Plame’s identity was illegally leaked by the George W. Bush administration. She called it an act of “revenge” against her husband.

The official who blew her cover, former Deputy Secretary of State Richard Armitage, was never charged. President TrumpDonald TrumpFormer New York state Senate candidate charged in riot Trump called acting attorney general almost daily to push election voter fraud claim: report GOP senator clashes with radio caller who wants identity of cop who shot Babbitt MORE last year pardoned I. Lewis “Scooter” Libby, the former George W. Bush administration official convicted in the investigation into the leak.


But the scandal isn’t what Plame says spurred her to run for office. 

“I’m running for Congress because we’re going backwards on national security, health care and women's rights,” she said in the video before doing a 180-degree turn in the Camaro. 

“We need to turn our country around,” she said. 

“And yes, the CIA really does teach us how to drive like this,” she adds, as she walks slowly toward the camera in a gust of dust blown up from the quick turn on the dirt road. 

The ad, titled “Undercover,” was produced by Putnam Partners, a Democratic media firm, according to Plame's campaign. 

Its accuracy has come under fire, with The Washington Post's fact-checker giving her claim that Libby leaked her identity three Pinocchios.

--Updated on Sept. 10 at 8:02 a.m.

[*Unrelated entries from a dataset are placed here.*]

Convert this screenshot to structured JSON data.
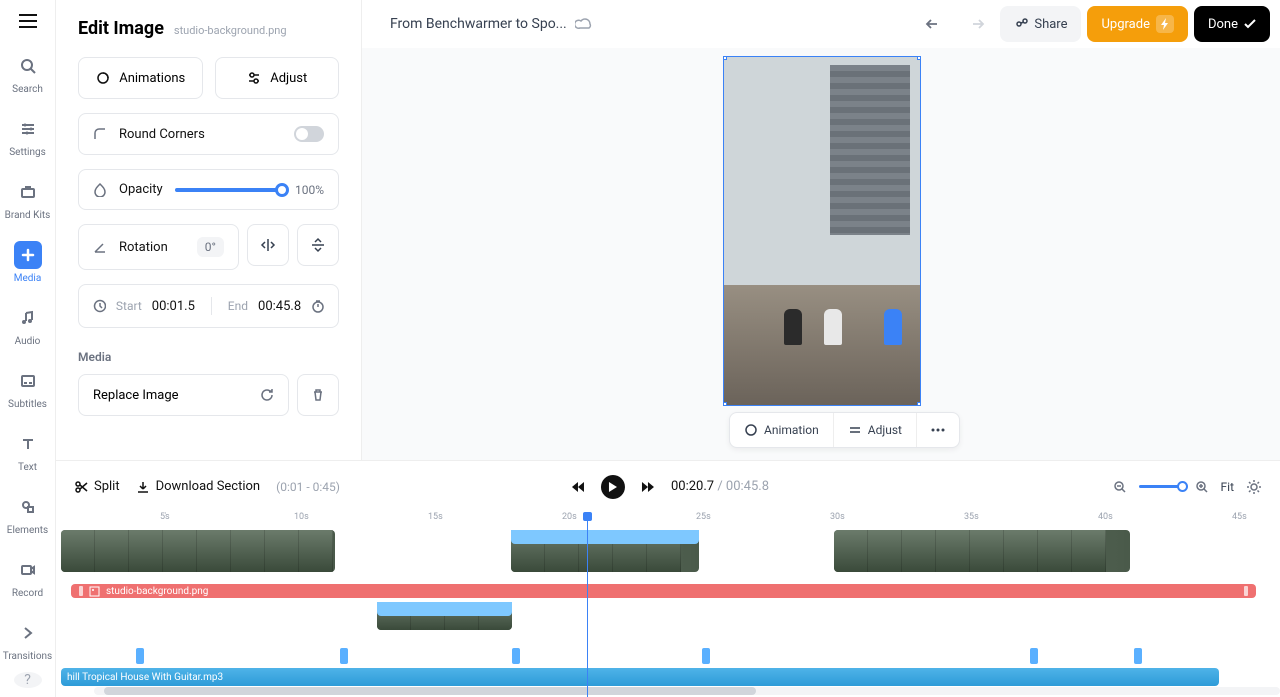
{
  "rail": {
    "items": [
      {
        "label": "Search",
        "name": "search"
      },
      {
        "label": "Settings",
        "name": "settings"
      },
      {
        "label": "Brand Kits",
        "name": "brand-kits"
      },
      {
        "label": "Media",
        "name": "media",
        "active": true
      },
      {
        "label": "Audio",
        "name": "audio"
      },
      {
        "label": "Subtitles",
        "name": "subtitles"
      },
      {
        "label": "Text",
        "name": "text"
      },
      {
        "label": "Elements",
        "name": "elements"
      },
      {
        "label": "Record",
        "name": "record"
      },
      {
        "label": "Transitions",
        "name": "transitions"
      }
    ]
  },
  "panel": {
    "title": "Edit Image",
    "filename": "studio-background.png",
    "tabs": {
      "animations": "Animations",
      "adjust": "Adjust"
    },
    "round_corners": "Round Corners",
    "opacity_label": "Opacity",
    "opacity_value": "100%",
    "rotation_label": "Rotation",
    "rotation_value": "0°",
    "start_label": "Start",
    "start_value": "00:01.5",
    "end_label": "End",
    "end_value": "00:45.8",
    "media_section": "Media",
    "replace": "Replace Image"
  },
  "topbar": {
    "project": "From Benchwarmer to Spo...",
    "share": "Share",
    "upgrade": "Upgrade",
    "done": "Done"
  },
  "ctx": {
    "animation": "Animation",
    "adjust": "Adjust"
  },
  "tlbar": {
    "split": "Split",
    "download": "Download Section",
    "range": "(0:01 - 0:45)",
    "current": "00:20.7",
    "duration": "00:45.8",
    "fit": "Fit"
  },
  "ruler": [
    "5s",
    "10s",
    "15s",
    "20s",
    "25s",
    "30s",
    "35s",
    "40s",
    "45s"
  ],
  "img_clip": "studio-background.png",
  "audio_clip": "hill Tropical House With Guitar.mp3"
}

CORRECTION: An earlier version of this report misidentified the official who blew Plame's CIA cover.